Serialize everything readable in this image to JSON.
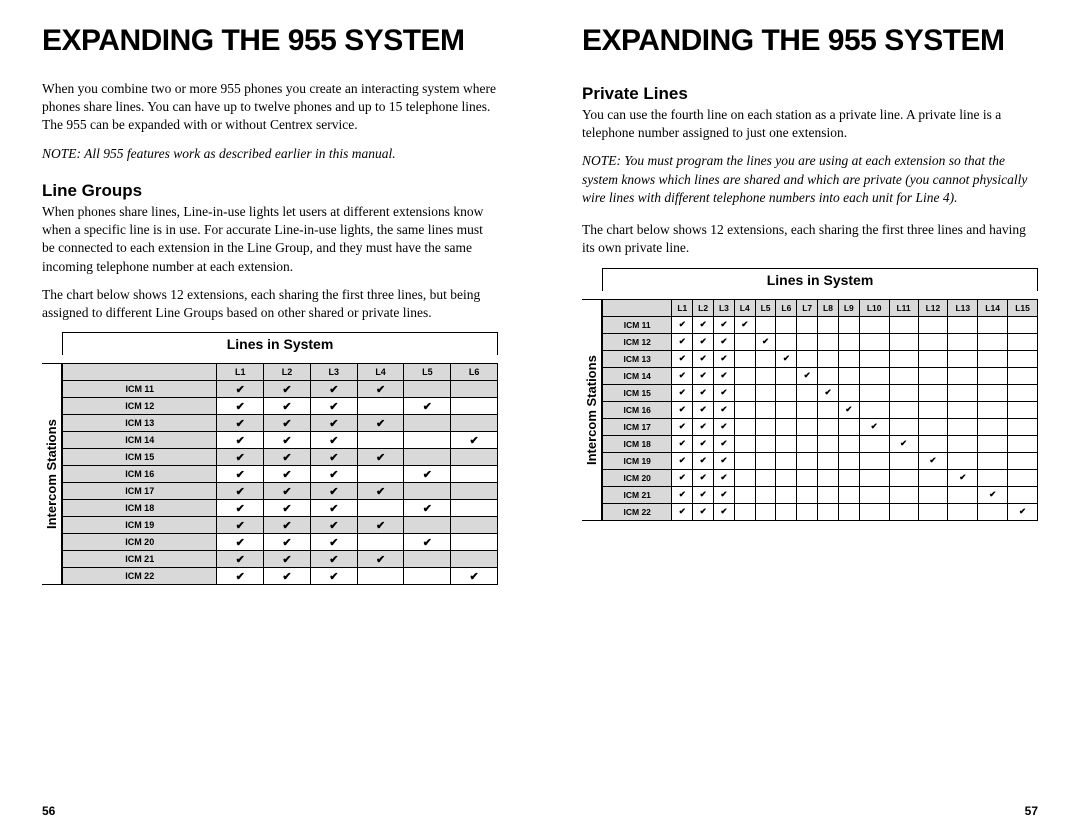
{
  "left": {
    "title": "EXPANDING THE 955 SYSTEM",
    "intro": "When you combine two or more 955 phones you create an interacting system where phones share lines. You can have up to twelve phones and up to 15 telephone lines. The 955 can be expanded with or without Centrex service.",
    "note": "NOTE:  All 955 features work as described earlier in this manual.",
    "heading": "Line Groups",
    "p1": "When phones share lines, Line-in-use lights let users at different extensions know when a specific line is in use. For accurate Line-in-use lights, the same lines must be connected to each extension in the Line Group, and they must have the same incoming telephone number at each extension.",
    "p2": "The chart below shows 12 extensions, each sharing the first three lines, but being assigned to different Line Groups based on other shared or private lines.",
    "table_caption": "Lines in System",
    "vlabel": "Intercom Stations",
    "pagenum": "56"
  },
  "right": {
    "title": "EXPANDING THE 955 SYSTEM",
    "heading": "Private Lines",
    "p1": "You can use the fourth line on each station as a private line. A private line is a telephone number assigned to just one extension.",
    "note": "NOTE:  You must program the lines you are using at each extension so that the system knows which lines are shared and which are private (you cannot physically wire lines with different telephone numbers into each unit for Line 4).",
    "p2": "The chart below shows 12 extensions, each sharing the first three lines and having its own private line.",
    "table_caption": "Lines in System",
    "vlabel": "Intercom Stations",
    "pagenum": "57"
  },
  "chart_data": [
    {
      "type": "table",
      "title": "Lines in System — Line Groups (p.56)",
      "columns": [
        "L1",
        "L2",
        "L3",
        "L4",
        "L5",
        "L6"
      ],
      "rows": [
        {
          "label": "ICM 11",
          "checks": [
            1,
            1,
            1,
            1,
            0,
            0
          ]
        },
        {
          "label": "ICM 12",
          "checks": [
            1,
            1,
            1,
            0,
            1,
            0
          ]
        },
        {
          "label": "ICM 13",
          "checks": [
            1,
            1,
            1,
            1,
            0,
            0
          ]
        },
        {
          "label": "ICM 14",
          "checks": [
            1,
            1,
            1,
            0,
            0,
            1
          ]
        },
        {
          "label": "ICM 15",
          "checks": [
            1,
            1,
            1,
            1,
            0,
            0
          ]
        },
        {
          "label": "ICM 16",
          "checks": [
            1,
            1,
            1,
            0,
            1,
            0
          ]
        },
        {
          "label": "ICM 17",
          "checks": [
            1,
            1,
            1,
            1,
            0,
            0
          ]
        },
        {
          "label": "ICM 18",
          "checks": [
            1,
            1,
            1,
            0,
            1,
            0
          ]
        },
        {
          "label": "ICM 19",
          "checks": [
            1,
            1,
            1,
            1,
            0,
            0
          ]
        },
        {
          "label": "ICM 20",
          "checks": [
            1,
            1,
            1,
            0,
            1,
            0
          ]
        },
        {
          "label": "ICM 21",
          "checks": [
            1,
            1,
            1,
            1,
            0,
            0
          ]
        },
        {
          "label": "ICM 22",
          "checks": [
            1,
            1,
            1,
            0,
            0,
            1
          ]
        }
      ]
    },
    {
      "type": "table",
      "title": "Lines in System — Private Lines (p.57)",
      "columns": [
        "L1",
        "L2",
        "L3",
        "L4",
        "L5",
        "L6",
        "L7",
        "L8",
        "L9",
        "L10",
        "L11",
        "L12",
        "L13",
        "L14",
        "L15"
      ],
      "rows": [
        {
          "label": "ICM 11",
          "checks": [
            1,
            1,
            1,
            1,
            0,
            0,
            0,
            0,
            0,
            0,
            0,
            0,
            0,
            0,
            0
          ]
        },
        {
          "label": "ICM 12",
          "checks": [
            1,
            1,
            1,
            0,
            1,
            0,
            0,
            0,
            0,
            0,
            0,
            0,
            0,
            0,
            0
          ]
        },
        {
          "label": "ICM 13",
          "checks": [
            1,
            1,
            1,
            0,
            0,
            1,
            0,
            0,
            0,
            0,
            0,
            0,
            0,
            0,
            0
          ]
        },
        {
          "label": "ICM 14",
          "checks": [
            1,
            1,
            1,
            0,
            0,
            0,
            1,
            0,
            0,
            0,
            0,
            0,
            0,
            0,
            0
          ]
        },
        {
          "label": "ICM 15",
          "checks": [
            1,
            1,
            1,
            0,
            0,
            0,
            0,
            1,
            0,
            0,
            0,
            0,
            0,
            0,
            0
          ]
        },
        {
          "label": "ICM 16",
          "checks": [
            1,
            1,
            1,
            0,
            0,
            0,
            0,
            0,
            1,
            0,
            0,
            0,
            0,
            0,
            0
          ]
        },
        {
          "label": "ICM 17",
          "checks": [
            1,
            1,
            1,
            0,
            0,
            0,
            0,
            0,
            0,
            1,
            0,
            0,
            0,
            0,
            0
          ]
        },
        {
          "label": "ICM 18",
          "checks": [
            1,
            1,
            1,
            0,
            0,
            0,
            0,
            0,
            0,
            0,
            1,
            0,
            0,
            0,
            0
          ]
        },
        {
          "label": "ICM 19",
          "checks": [
            1,
            1,
            1,
            0,
            0,
            0,
            0,
            0,
            0,
            0,
            0,
            1,
            0,
            0,
            0
          ]
        },
        {
          "label": "ICM 20",
          "checks": [
            1,
            1,
            1,
            0,
            0,
            0,
            0,
            0,
            0,
            0,
            0,
            0,
            1,
            0,
            0
          ]
        },
        {
          "label": "ICM 21",
          "checks": [
            1,
            1,
            1,
            0,
            0,
            0,
            0,
            0,
            0,
            0,
            0,
            0,
            0,
            1,
            0
          ]
        },
        {
          "label": "ICM 22",
          "checks": [
            1,
            1,
            1,
            0,
            0,
            0,
            0,
            0,
            0,
            0,
            0,
            0,
            0,
            0,
            1
          ]
        }
      ]
    }
  ],
  "checkmark": "✔"
}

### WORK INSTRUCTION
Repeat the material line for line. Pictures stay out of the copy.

### RESPONSE TO THIS TASK
Serialize everything readable in this image to JSON.
{
  "left": {
    "title": "EXPANDING THE 955 SYSTEM",
    "intro": "When you combine two or more 955 phones you create an interacting system where phones share lines. You can have up to twelve phones and up to 15 telephone lines. The 955 can be expanded with or without Centrex service.",
    "note": "NOTE:  All 955 features work as described earlier in this manual.",
    "heading": "Line Groups",
    "p1": "When phones share lines, Line-in-use lights let users at different extensions know when a specific line is in use. For accurate Line-in-use lights, the same lines must be connected to each extension in the Line Group, and they must have the same incoming telephone number at each extension.",
    "p2": "The chart below shows 12 extensions, each sharing the first three lines, but being assigned to different Line Groups based on other shared or private lines.",
    "table_caption": "Lines in System",
    "vlabel": "Intercom Stations",
    "pagenum": "56"
  },
  "right": {
    "title": "EXPANDING THE 955 SYSTEM",
    "heading": "Private Lines",
    "p1": "You can use the fourth line on each station as a private line. A private line is a telephone number assigned to just one extension.",
    "note": "NOTE:  You must program the lines you are using at each extension so that the system knows which lines are shared and which are private (you cannot physically wire lines with different telephone numbers into each unit for Line 4).",
    "p2": "The chart below shows 12 extensions, each sharing the first three lines and having its own private line.",
    "table_caption": "Lines in System",
    "vlabel": "Intercom Stations",
    "pagenum": "57"
  },
  "chart_data": [
    {
      "type": "table",
      "title": "Lines in System — Line Groups (p.56)",
      "columns": [
        "L1",
        "L2",
        "L3",
        "L4",
        "L5",
        "L6"
      ],
      "rows": [
        {
          "label": "ICM 11",
          "checks": [
            1,
            1,
            1,
            1,
            0,
            0
          ]
        },
        {
          "label": "ICM 12",
          "checks": [
            1,
            1,
            1,
            0,
            1,
            0
          ]
        },
        {
          "label": "ICM 13",
          "checks": [
            1,
            1,
            1,
            1,
            0,
            0
          ]
        },
        {
          "label": "ICM 14",
          "checks": [
            1,
            1,
            1,
            0,
            0,
            1
          ]
        },
        {
          "label": "ICM 15",
          "checks": [
            1,
            1,
            1,
            1,
            0,
            0
          ]
        },
        {
          "label": "ICM 16",
          "checks": [
            1,
            1,
            1,
            0,
            1,
            0
          ]
        },
        {
          "label": "ICM 17",
          "checks": [
            1,
            1,
            1,
            1,
            0,
            0
          ]
        },
        {
          "label": "ICM 18",
          "checks": [
            1,
            1,
            1,
            0,
            1,
            0
          ]
        },
        {
          "label": "ICM 19",
          "checks": [
            1,
            1,
            1,
            1,
            0,
            0
          ]
        },
        {
          "label": "ICM 20",
          "checks": [
            1,
            1,
            1,
            0,
            1,
            0
          ]
        },
        {
          "label": "ICM 21",
          "checks": [
            1,
            1,
            1,
            1,
            0,
            0
          ]
        },
        {
          "label": "ICM 22",
          "checks": [
            1,
            1,
            1,
            0,
            0,
            1
          ]
        }
      ]
    },
    {
      "type": "table",
      "title": "Lines in System — Private Lines (p.57)",
      "columns": [
        "L1",
        "L2",
        "L3",
        "L4",
        "L5",
        "L6",
        "L7",
        "L8",
        "L9",
        "L10",
        "L11",
        "L12",
        "L13",
        "L14",
        "L15"
      ],
      "rows": [
        {
          "label": "ICM 11",
          "checks": [
            1,
            1,
            1,
            1,
            0,
            0,
            0,
            0,
            0,
            0,
            0,
            0,
            0,
            0,
            0
          ]
        },
        {
          "label": "ICM 12",
          "checks": [
            1,
            1,
            1,
            0,
            1,
            0,
            0,
            0,
            0,
            0,
            0,
            0,
            0,
            0,
            0
          ]
        },
        {
          "label": "ICM 13",
          "checks": [
            1,
            1,
            1,
            0,
            0,
            1,
            0,
            0,
            0,
            0,
            0,
            0,
            0,
            0,
            0
          ]
        },
        {
          "label": "ICM 14",
          "checks": [
            1,
            1,
            1,
            0,
            0,
            0,
            1,
            0,
            0,
            0,
            0,
            0,
            0,
            0,
            0
          ]
        },
        {
          "label": "ICM 15",
          "checks": [
            1,
            1,
            1,
            0,
            0,
            0,
            0,
            1,
            0,
            0,
            0,
            0,
            0,
            0,
            0
          ]
        },
        {
          "label": "ICM 16",
          "checks": [
            1,
            1,
            1,
            0,
            0,
            0,
            0,
            0,
            1,
            0,
            0,
            0,
            0,
            0,
            0
          ]
        },
        {
          "label": "ICM 17",
          "checks": [
            1,
            1,
            1,
            0,
            0,
            0,
            0,
            0,
            0,
            1,
            0,
            0,
            0,
            0,
            0
          ]
        },
        {
          "label": "ICM 18",
          "checks": [
            1,
            1,
            1,
            0,
            0,
            0,
            0,
            0,
            0,
            0,
            1,
            0,
            0,
            0,
            0
          ]
        },
        {
          "label": "ICM 19",
          "checks": [
            1,
            1,
            1,
            0,
            0,
            0,
            0,
            0,
            0,
            0,
            0,
            1,
            0,
            0,
            0
          ]
        },
        {
          "label": "ICM 20",
          "checks": [
            1,
            1,
            1,
            0,
            0,
            0,
            0,
            0,
            0,
            0,
            0,
            0,
            1,
            0,
            0
          ]
        },
        {
          "label": "ICM 21",
          "checks": [
            1,
            1,
            1,
            0,
            0,
            0,
            0,
            0,
            0,
            0,
            0,
            0,
            0,
            1,
            0
          ]
        },
        {
          "label": "ICM 22",
          "checks": [
            1,
            1,
            1,
            0,
            0,
            0,
            0,
            0,
            0,
            0,
            0,
            0,
            0,
            0,
            1
          ]
        }
      ]
    }
  ],
  "checkmark": "✔"
}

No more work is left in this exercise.